### Exercise instructions
Leave out the pictures and output the data verbatim.

### Record extracts
***
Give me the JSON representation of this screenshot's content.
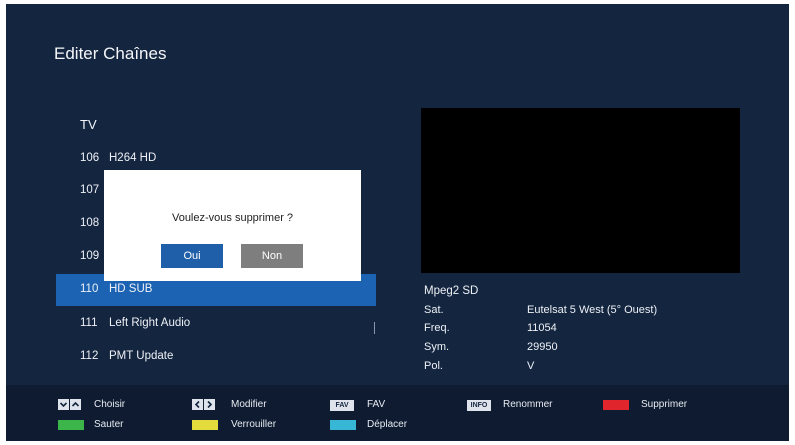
{
  "screen": {
    "title": "Editer Chaînes"
  },
  "channel_list": {
    "header": "TV",
    "rows": [
      {
        "num": "106",
        "name": "H264 HD"
      },
      {
        "num": "107",
        "name": ""
      },
      {
        "num": "108",
        "name": ""
      },
      {
        "num": "109",
        "name": ""
      },
      {
        "num": "110",
        "name": "HD SUB"
      },
      {
        "num": "111",
        "name": "Left Right Audio"
      },
      {
        "num": "112",
        "name": "PMT Update"
      }
    ],
    "selected_index": 4
  },
  "dialog": {
    "message": "Voulez-vous supprimer ?",
    "yes_label": "Oui",
    "no_label": "Non"
  },
  "info": {
    "codec": "Mpeg2 SD",
    "sat_label": "Sat.",
    "sat_value": "Eutelsat 5 West (5° Ouest)",
    "freq_label": "Freq.",
    "freq_value": "11054",
    "sym_label": "Sym.",
    "sym_value": "29950",
    "pol_label": "Pol.",
    "pol_value": "V"
  },
  "legend": {
    "choose": "Choisir",
    "modify": "Modifier",
    "fav_key": "FAV",
    "fav": "FAV",
    "info_key": "INFO",
    "rename": "Renommer",
    "delete": "Supprimer",
    "skip": "Sauter",
    "lock": "Verrouiller",
    "move": "Déplacer"
  },
  "colors": {
    "background": "#14253f",
    "selection": "#1c63b4",
    "red": "#e0262c",
    "green": "#3cb54a",
    "yellow": "#e3dc3c",
    "blue": "#38b6d6"
  },
  "icons": [
    "arrow-down-up-icon",
    "arrow-left-right-icon"
  ]
}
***
### Answer for the task
Give me the JSON representation of this screenshot's content.
{
  "screen": {
    "title": "Editer Chaînes"
  },
  "channel_list": {
    "header": "TV",
    "rows": [
      {
        "num": "106",
        "name": "H264 HD"
      },
      {
        "num": "107",
        "name": ""
      },
      {
        "num": "108",
        "name": ""
      },
      {
        "num": "109",
        "name": ""
      },
      {
        "num": "110",
        "name": "HD SUB"
      },
      {
        "num": "111",
        "name": "Left Right Audio"
      },
      {
        "num": "112",
        "name": "PMT Update"
      }
    ],
    "selected_index": 4
  },
  "dialog": {
    "message": "Voulez-vous supprimer ?",
    "yes_label": "Oui",
    "no_label": "Non"
  },
  "info": {
    "codec": "Mpeg2 SD",
    "sat_label": "Sat.",
    "sat_value": "Eutelsat 5 West (5° Ouest)",
    "freq_label": "Freq.",
    "freq_value": "11054",
    "sym_label": "Sym.",
    "sym_value": "29950",
    "pol_label": "Pol.",
    "pol_value": "V"
  },
  "legend": {
    "choose": "Choisir",
    "modify": "Modifier",
    "fav_key": "FAV",
    "fav": "FAV",
    "info_key": "INFO",
    "rename": "Renommer",
    "delete": "Supprimer",
    "skip": "Sauter",
    "lock": "Verrouiller",
    "move": "Déplacer"
  },
  "colors": {
    "background": "#14253f",
    "selection": "#1c63b4",
    "red": "#e0262c",
    "green": "#3cb54a",
    "yellow": "#e3dc3c",
    "blue": "#38b6d6"
  },
  "icons": [
    "arrow-down-up-icon",
    "arrow-left-right-icon"
  ]
}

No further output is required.